◆ **Listed records**:

☆ ☆ ☆

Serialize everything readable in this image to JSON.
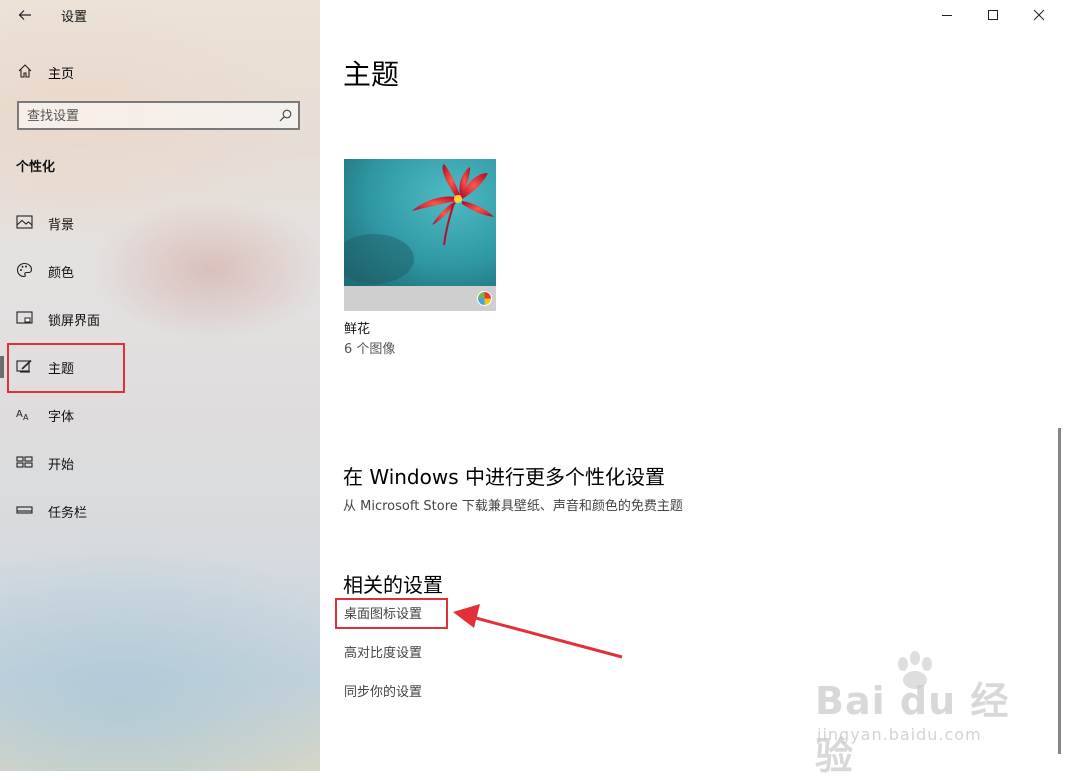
{
  "window": {
    "title": "设置",
    "controls": [
      "minimize-icon",
      "maximize-icon",
      "close-icon"
    ]
  },
  "sidebar": {
    "home_label": "主页",
    "search": {
      "placeholder": "查找设置",
      "value": ""
    },
    "section_header": "个性化",
    "items": [
      {
        "label": "背景",
        "icon": "picture-icon"
      },
      {
        "label": "颜色",
        "icon": "palette-icon"
      },
      {
        "label": "锁屏界面",
        "icon": "lockscreen-icon"
      },
      {
        "label": "主题",
        "icon": "theme-brush-icon",
        "selected": true
      },
      {
        "label": "字体",
        "icon": "font-icon"
      },
      {
        "label": "开始",
        "icon": "start-icon"
      },
      {
        "label": "任务栏",
        "icon": "taskbar-icon"
      }
    ]
  },
  "main": {
    "page_title": "主题",
    "theme": {
      "name": "鲜花",
      "count": "6 个图像"
    },
    "more": {
      "title": "在 Windows 中进行更多个性化设置",
      "subtitle": "从 Microsoft Store 下载兼具壁纸、声音和颜色的免费主题"
    },
    "related": {
      "title": "相关的设置",
      "links": [
        "桌面图标设置",
        "高对比度设置",
        "同步你的设置"
      ]
    }
  },
  "annotation_color": "#e0313a",
  "watermark": {
    "brand": "Bai du 经验",
    "url": "jingyan.baidu.com"
  }
}
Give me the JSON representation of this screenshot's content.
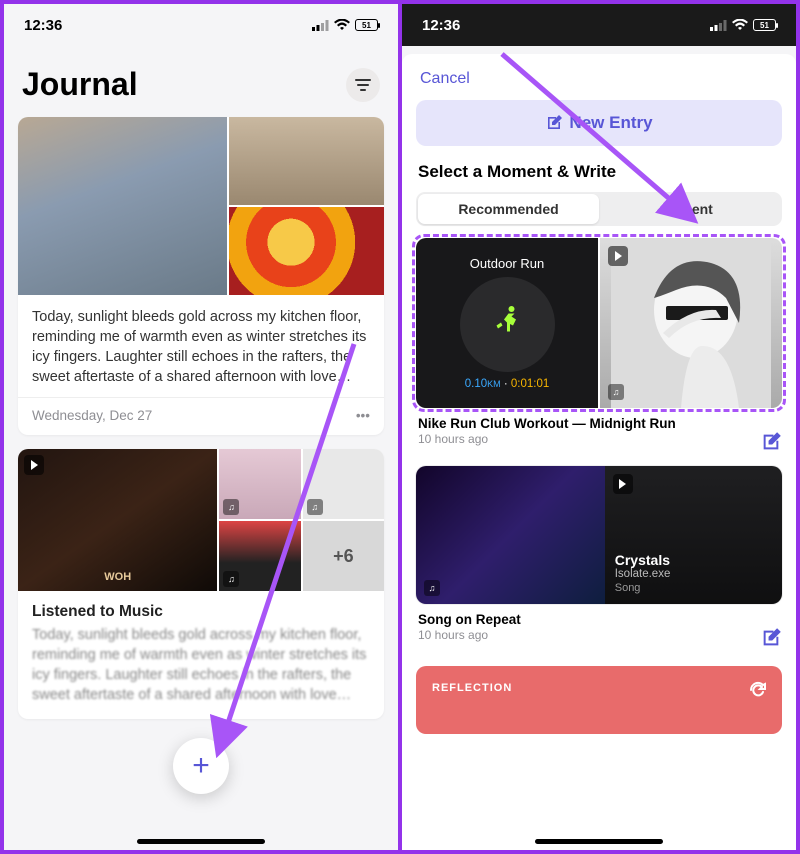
{
  "statusbar": {
    "time": "12:36",
    "battery": "51"
  },
  "phone1": {
    "title": "Journal",
    "entry1": {
      "text": "Today, sunlight bleeds gold across my kitchen floor, reminding me of warmth even as winter stretches its icy fingers. Laughter still echoes in the rafters, the sweet aftertaste of a shared afternoon with love…",
      "date": "Wednesday, Dec 27",
      "more": "•••"
    },
    "entry2": {
      "title": "Listened to Music",
      "album_label": "WOH",
      "overflow": "+6",
      "text": "Today, sunlight bleeds gold across my kitchen floor, reminding me of warmth even as winter stretches its icy fingers. Laughter still echoes in the rafters, the sweet aftertaste of a shared afternoon with love…"
    },
    "fab": "+"
  },
  "phone2": {
    "cancel": "Cancel",
    "new_entry": "New Entry",
    "section_title": "Select a Moment & Write",
    "segments": {
      "recommended": "Recommended",
      "recent": "Recent"
    },
    "moment1": {
      "tile_title": "Outdoor Run",
      "distance": "0.10",
      "distance_unit": "KM",
      "dot": " · ",
      "duration": "0:01:01",
      "title": "Nike Run Club Workout — Midnight Run",
      "time": "10 hours ago"
    },
    "moment2": {
      "song": "Crystals",
      "artist": "Isolate.exe",
      "type": "Song",
      "title": "Song on Repeat",
      "time": "10 hours ago"
    },
    "reflection": {
      "label": "REFLECTION"
    }
  }
}
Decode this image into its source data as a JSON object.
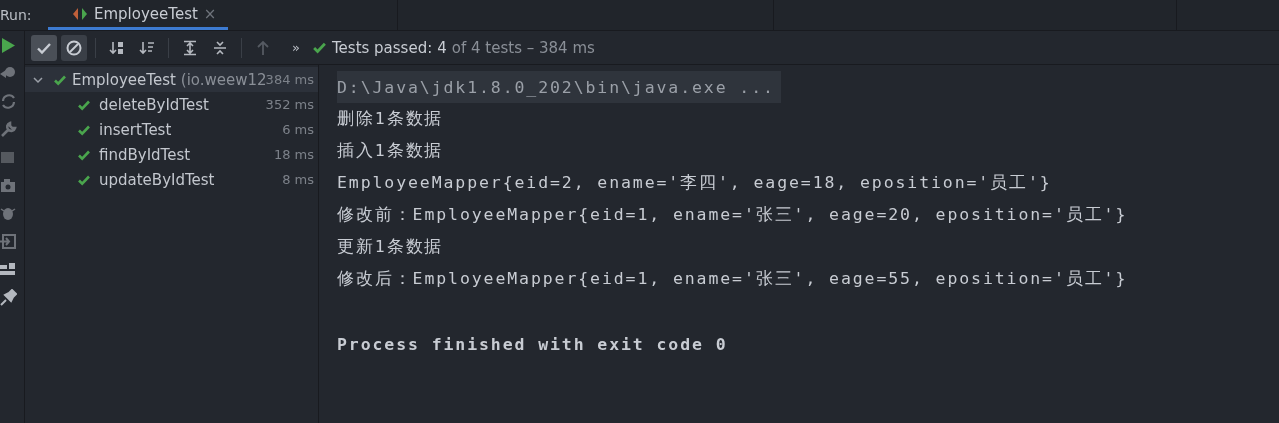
{
  "run_bar": {
    "label": "Run:",
    "tabs": [
      {
        "title": "EmployeeTest",
        "selected": true,
        "close": "×"
      }
    ]
  },
  "toolbar": {
    "buttons": [
      {
        "kind": "passed",
        "selected": true
      },
      {
        "kind": "ignored",
        "selected": true
      },
      {
        "kind": "sort-alpha",
        "selected": false
      },
      {
        "kind": "sort-duration",
        "selected": false
      },
      {
        "kind": "expand",
        "selected": false
      },
      {
        "kind": "collapse",
        "selected": false
      },
      {
        "kind": "up",
        "selected": false,
        "disabled": true
      }
    ],
    "more": "»",
    "status": {
      "label": "Tests passed:",
      "count": "4",
      "rest": "of 4 tests – 384 ms"
    }
  },
  "tree": {
    "root": {
      "name": "EmployeeTest",
      "package": "(io.weew12",
      "time": "384 ms",
      "expanded": true,
      "selected": true,
      "children": [
        {
          "name": "deleteByIdTest",
          "time": "352 ms",
          "selected": false
        },
        {
          "name": "insertTest",
          "time": "6 ms",
          "selected": false
        },
        {
          "name": "findByIdTest",
          "time": "18 ms",
          "selected": false
        },
        {
          "name": "updateByIdTest",
          "time": "8 ms",
          "selected": false
        }
      ]
    }
  },
  "console": [
    {
      "kind": "command",
      "text": "D:\\Java\\jdk1.8.0_202\\bin\\java.exe ..."
    },
    {
      "kind": "output",
      "text": "删除1条数据"
    },
    {
      "kind": "output",
      "text": "插入1条数据"
    },
    {
      "kind": "output",
      "text": "EmployeeMapper{eid=2, ename='李四', eage=18, eposition='员工'}"
    },
    {
      "kind": "output",
      "text": "修改前：EmployeeMapper{eid=1, ename='张三', eage=20, eposition='员工'}"
    },
    {
      "kind": "output",
      "text": "更新1条数据"
    },
    {
      "kind": "output",
      "text": "修改后：EmployeeMapper{eid=1, ename='张三', eage=55, eposition='员工'}"
    },
    {
      "kind": "exit",
      "text": "Process finished with exit code 0"
    }
  ]
}
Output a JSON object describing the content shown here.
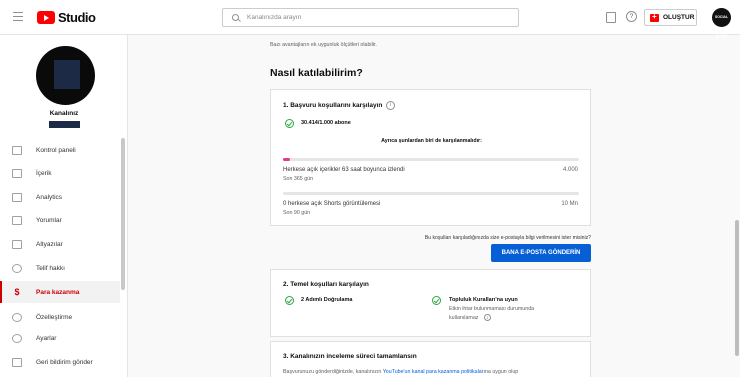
{
  "header": {
    "app_name": "Studio",
    "search_placeholder": "Kanalınızda arayın",
    "help_label": "?",
    "create_label": "OLUŞTUR",
    "avatar_text": "SOCIAL BLADE"
  },
  "sidebar": {
    "channel_label": "Kanalınız",
    "items": [
      {
        "label": "Kontrol paneli",
        "icon": "dashboard-icon"
      },
      {
        "label": "İçerik",
        "icon": "content-icon"
      },
      {
        "label": "Analytics",
        "icon": "analytics-icon"
      },
      {
        "label": "Yorumlar",
        "icon": "comments-icon"
      },
      {
        "label": "Altyazılar",
        "icon": "subtitles-icon"
      },
      {
        "label": "Telif hakkı",
        "icon": "copyright-icon"
      },
      {
        "label": "Para kazanma",
        "icon": "dollar-icon",
        "active": true
      },
      {
        "label": "Özelleştirme",
        "icon": "customization-icon"
      },
      {
        "label": "Ayarlar",
        "icon": "settings-icon"
      },
      {
        "label": "Geri bildirim gönder",
        "icon": "feedback-icon"
      }
    ]
  },
  "main": {
    "intro": "Bazı avantajların ek uygunluk ölçütleri olabilir.",
    "title": "Nasıl katılabilirim?",
    "card1": {
      "title": "1. Başvuru koşullarını karşılayın",
      "info": "i",
      "subscribers": "30.414/1.000 abone",
      "also_label": "Ayrıca şunlardan biri de karşılanmalıdır:",
      "metrics": [
        {
          "label": "Herkese açık içerikler 63 saat boyunca izlendi",
          "sub": "Son 365 gün",
          "target": "4.000",
          "progress": 0.016
        },
        {
          "label": "0 herkese açık Shorts görüntülemesi",
          "sub": "Son 90 gün",
          "target": "10 Mn",
          "progress": 0
        }
      ]
    },
    "email_prompt": "Bu koşulları karşıladığınızda size e-postayla bilgi verilmesini ister misiniz?",
    "email_button": "BANA E-POSTA GÖNDERİN",
    "card2": {
      "title": "2. Temel koşulları karşılayın",
      "left_item": "2 Adımlı Doğrulama",
      "right_item": "Topluluk Kuralları'na uyun",
      "right_sub1": "Etkin ihtar bulunmaması durumunda",
      "right_sub2": "kullanılamaz",
      "info": "i"
    },
    "card3": {
      "title": "3. Kanalınızın inceleme süreci tamamlansın",
      "text_before": "Başvurunuzu gönderdiğinizde, kanalınızın ",
      "link": "YouTube'un kanal para kazanma politikaları",
      "text_after": "na uygun olup"
    }
  },
  "colors": {
    "accent_red": "#cc0000",
    "button_blue": "#065fd4",
    "check_green": "#2ba640",
    "progress_pink": "#e5388e"
  }
}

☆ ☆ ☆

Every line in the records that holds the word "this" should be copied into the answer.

◆ **Response area**:
Serialize everything readable in this image to JSON.
Give me the JSON representation of this screenshot's content.
Decode this image into its source data as a JSON object.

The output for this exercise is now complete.